LINDA: What immediately comes to mind when I think of Jimmy is how dedicated he was. He came by to see Daddy every day. He would stop and have coffee with him. Daddy would buy special buttermilk because Jimmy wouldn’t buy buttermilk at home. So Daddy always had buttermilk waiting for him in the refrigerator. It was always funny to hear Mother say, “Do you want a cup of coffee?” and he’d say, “Well, do you have buttermilk?” He would come by, maybe not every day, but he would be by the house four or five times during the week. If he stopped by early in the morning he would have coffee. If he stopped in the afternoons after work he would have the buttermilk. He and Daddy would sit there and catch up. If Daddy had any questions about an insurance bill or anything, Jimmy would take care of it. Daddy was the type of person as soon as he got a bill in the mail he would pay it. But Jimmy would always say to him, “Dad, you can’t pay this medical bill right away because insurance is going to take care of it.” Looking back, those visits meant an awful lot to Daddy.

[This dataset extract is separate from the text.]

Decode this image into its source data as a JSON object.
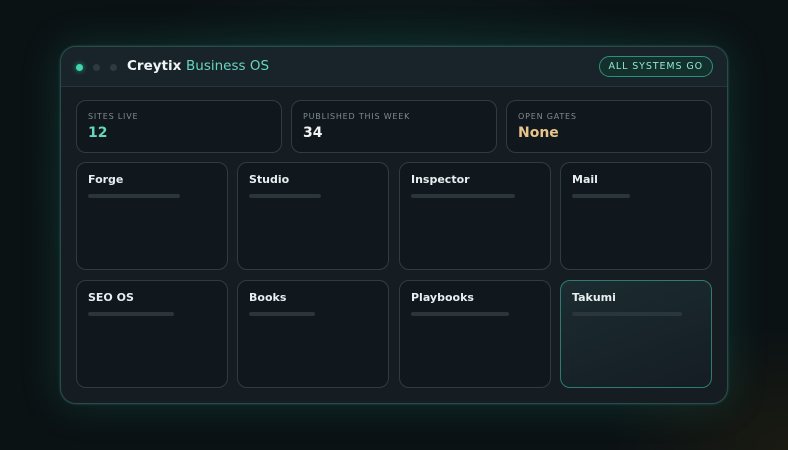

JACKIE: I don’t have a lot of memories of him as a child because he was already married and gone. But when my kids were in CYO (Catholic Youth Organization) sports, he was so dedicated and gave so much of his time and energy to run that whole program at Providence High School. Well, there was a controversy over cheerleading once and some woman from his parish was lambasting him, claiming he hated cheerleaders and wasn’t being fair. She obviously didn’t know Jimmy because he was so fair and honest about everything. I allowed her to go on and on until finally she asked, “Do you know that Jim Lee?” And I smiled and said, “Yes, he’s my big brother.” The woman could have fallen down. She didn’t have a clue we were related because of our age difference. I, of course, told him the story and he got a big kick out of it. I also remember when we would have photos of the brothers and sisters taken, he’d always say, “Alpha and Omega” because he was the oldest and I was the youngest. It always made me laugh. I was so proud of him being my big brother.
We all miss Jimmy; we always will.